THE TASK. Each record below is to be copied word for word, with pictures removed.

Website and app data records
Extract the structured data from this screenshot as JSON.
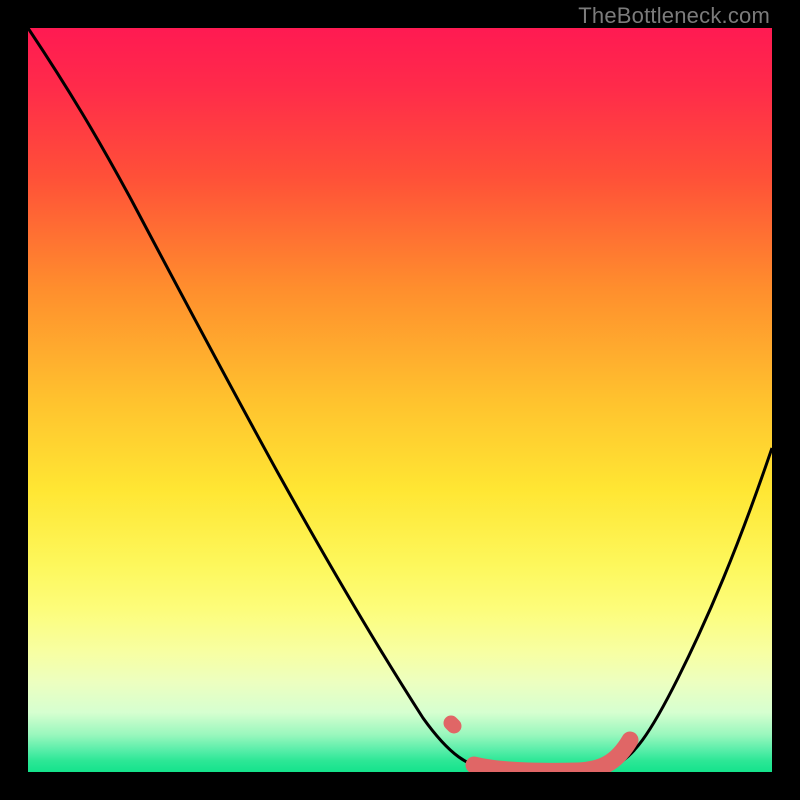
{
  "watermark": "TheBottleneck.com",
  "colors": {
    "curve": "#000000",
    "highlight": "#e06666",
    "background_top": "#ff1a52",
    "background_bottom": "#14e38c"
  },
  "chart_data": {
    "type": "line",
    "title": "",
    "xlabel": "",
    "ylabel": "",
    "xlim": [
      0,
      100
    ],
    "ylim": [
      0,
      100
    ],
    "grid": false,
    "legend": false,
    "annotations": [],
    "series": [
      {
        "name": "bottleneck-curve",
        "x": [
          0,
          6,
          14,
          22,
          30,
          38,
          46,
          52,
          56,
          60,
          64,
          70,
          74,
          78,
          82,
          88,
          94,
          100
        ],
        "y": [
          100,
          94,
          85,
          74,
          62,
          49,
          35,
          22,
          13,
          6,
          2,
          0,
          0,
          0,
          3,
          12,
          28,
          47
        ]
      },
      {
        "name": "optimal-range-highlight",
        "x": [
          57,
          60,
          64,
          70,
          74,
          78,
          80,
          81
        ],
        "y": [
          6,
          3,
          1,
          0,
          0,
          0,
          2,
          4
        ]
      }
    ],
    "background": {
      "type": "vertical-gradient",
      "note": "Color shifts from red (high bottleneck) at top through yellow to green (optimal) at bottom"
    }
  }
}
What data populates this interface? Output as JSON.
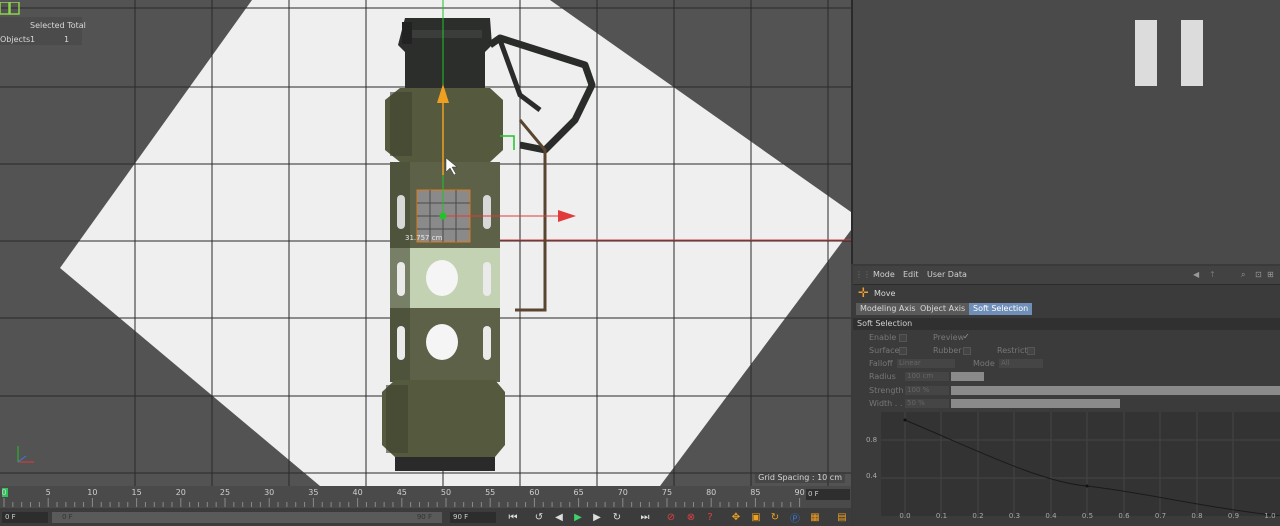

EXPECTED OUTPUT.
Extract the structured data from this screenshot as JSON.
{
  "watermark": "TheBottleneck.com",
  "colors": {
    "curve": "#000000",
    "highlight": "#e06666",
    "background_top": "#ff1a52",
    "background_bottom": "#14e38c"
  },
  "chart_data": {
    "type": "line",
    "title": "",
    "xlabel": "",
    "ylabel": "",
    "xlim": [
      0,
      100
    ],
    "ylim": [
      0,
      100
    ],
    "grid": false,
    "legend": false,
    "annotations": [],
    "series": [
      {
        "name": "bottleneck-curve",
        "x": [
          0,
          6,
          14,
          22,
          30,
          38,
          46,
          52,
          56,
          60,
          64,
          70,
          74,
          78,
          82,
          88,
          94,
          100
        ],
        "y": [
          100,
          94,
          85,
          74,
          62,
          49,
          35,
          22,
          13,
          6,
          2,
          0,
          0,
          0,
          3,
          12,
          28,
          47
        ]
      },
      {
        "name": "optimal-range-highlight",
        "x": [
          57,
          60,
          64,
          70,
          74,
          78,
          80,
          81
        ],
        "y": [
          6,
          3,
          1,
          0,
          0,
          0,
          2,
          4
        ]
      }
    ],
    "background": {
      "type": "vertical-gradient",
      "note": "Color shifts from red (high bottleneck) at top through yellow to green (optimal) at bottom"
    }
  }
}
What data populates this interface? Output as JSON.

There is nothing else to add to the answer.